*** PROVIDED MATERIAL ***

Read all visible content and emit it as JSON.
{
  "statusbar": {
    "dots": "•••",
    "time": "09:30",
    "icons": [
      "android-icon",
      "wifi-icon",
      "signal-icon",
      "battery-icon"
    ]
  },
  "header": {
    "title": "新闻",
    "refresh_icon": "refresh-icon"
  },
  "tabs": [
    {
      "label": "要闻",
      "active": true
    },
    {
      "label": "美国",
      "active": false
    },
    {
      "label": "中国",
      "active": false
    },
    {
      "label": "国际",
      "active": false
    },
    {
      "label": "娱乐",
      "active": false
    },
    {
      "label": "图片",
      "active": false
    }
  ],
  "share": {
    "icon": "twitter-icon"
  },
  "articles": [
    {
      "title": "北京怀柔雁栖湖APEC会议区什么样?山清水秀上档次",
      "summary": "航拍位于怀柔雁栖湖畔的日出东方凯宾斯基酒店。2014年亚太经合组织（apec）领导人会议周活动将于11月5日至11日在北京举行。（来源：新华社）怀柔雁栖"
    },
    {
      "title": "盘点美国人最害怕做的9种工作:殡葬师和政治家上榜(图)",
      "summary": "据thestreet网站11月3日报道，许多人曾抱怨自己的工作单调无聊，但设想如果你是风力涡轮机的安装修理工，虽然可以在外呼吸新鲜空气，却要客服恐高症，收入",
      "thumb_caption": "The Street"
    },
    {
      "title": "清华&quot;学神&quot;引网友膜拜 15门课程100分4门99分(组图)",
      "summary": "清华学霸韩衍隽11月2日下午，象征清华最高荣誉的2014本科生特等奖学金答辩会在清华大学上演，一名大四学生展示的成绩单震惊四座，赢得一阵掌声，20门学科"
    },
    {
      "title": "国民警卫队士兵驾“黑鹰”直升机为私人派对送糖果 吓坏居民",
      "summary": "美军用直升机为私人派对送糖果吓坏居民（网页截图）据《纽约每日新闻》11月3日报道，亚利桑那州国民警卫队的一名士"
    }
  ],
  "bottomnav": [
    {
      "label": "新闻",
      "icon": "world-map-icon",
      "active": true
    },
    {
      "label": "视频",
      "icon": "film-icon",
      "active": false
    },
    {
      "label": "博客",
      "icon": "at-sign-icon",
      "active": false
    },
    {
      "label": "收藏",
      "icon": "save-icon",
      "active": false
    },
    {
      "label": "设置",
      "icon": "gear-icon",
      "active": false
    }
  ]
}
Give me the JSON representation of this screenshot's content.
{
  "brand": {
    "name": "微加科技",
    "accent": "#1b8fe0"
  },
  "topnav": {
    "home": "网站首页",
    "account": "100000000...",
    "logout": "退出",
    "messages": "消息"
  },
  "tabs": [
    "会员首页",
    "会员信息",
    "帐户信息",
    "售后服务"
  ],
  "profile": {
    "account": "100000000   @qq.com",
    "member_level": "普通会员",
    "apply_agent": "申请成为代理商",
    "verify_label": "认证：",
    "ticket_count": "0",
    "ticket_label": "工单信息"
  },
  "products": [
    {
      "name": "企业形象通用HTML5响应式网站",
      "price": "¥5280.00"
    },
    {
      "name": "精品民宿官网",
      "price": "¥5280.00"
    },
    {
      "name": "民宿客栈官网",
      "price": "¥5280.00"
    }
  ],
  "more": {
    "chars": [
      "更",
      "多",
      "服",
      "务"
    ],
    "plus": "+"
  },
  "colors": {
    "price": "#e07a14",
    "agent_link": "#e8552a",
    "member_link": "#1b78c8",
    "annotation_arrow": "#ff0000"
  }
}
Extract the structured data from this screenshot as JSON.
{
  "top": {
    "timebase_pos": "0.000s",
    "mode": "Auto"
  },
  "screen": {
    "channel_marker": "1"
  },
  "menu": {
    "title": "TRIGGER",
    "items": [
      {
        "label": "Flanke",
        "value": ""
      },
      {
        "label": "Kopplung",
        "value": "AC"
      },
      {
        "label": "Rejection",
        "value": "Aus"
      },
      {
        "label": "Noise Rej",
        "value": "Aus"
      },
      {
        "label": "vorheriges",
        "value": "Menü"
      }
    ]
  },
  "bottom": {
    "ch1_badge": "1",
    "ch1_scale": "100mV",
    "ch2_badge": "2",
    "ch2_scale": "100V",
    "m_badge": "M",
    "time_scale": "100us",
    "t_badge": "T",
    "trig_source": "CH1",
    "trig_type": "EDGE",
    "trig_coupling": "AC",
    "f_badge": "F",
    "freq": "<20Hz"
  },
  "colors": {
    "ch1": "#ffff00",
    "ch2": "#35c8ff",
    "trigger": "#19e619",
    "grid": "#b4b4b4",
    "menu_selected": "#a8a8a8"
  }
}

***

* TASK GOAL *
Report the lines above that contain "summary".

* RESPONSE TO THE EXERCISE *
      "summary": "航拍位于怀柔雁栖湖畔的日出东方凯宾斯基酒店。2014年亚太经合组织（apec）领导人会议周活动将于11月5日至11日在北京举行。（来源：新华社）怀柔雁栖"
      "summary": "据thestreet网站11月3日报道，许多人曾抱怨自己的工作单调无聊，但设想如果你是风力涡轮机的安装修理工，虽然可以在外呼吸新鲜空气，却要客服恐高症，收入",
      "summary": "清华学霸韩衍隽11月2日下午，象征清华最高荣誉的2014本科生特等奖学金答辩会在清华大学上演，一名大四学生展示的成绩单震惊四座，赢得一阵掌声，20门学科"
      "summary": "美军用直升机为私人派对送糖果吓坏居民（网页截图）据《纽约每日新闻》11月3日报道，亚利桑那州国民警卫队的一名士"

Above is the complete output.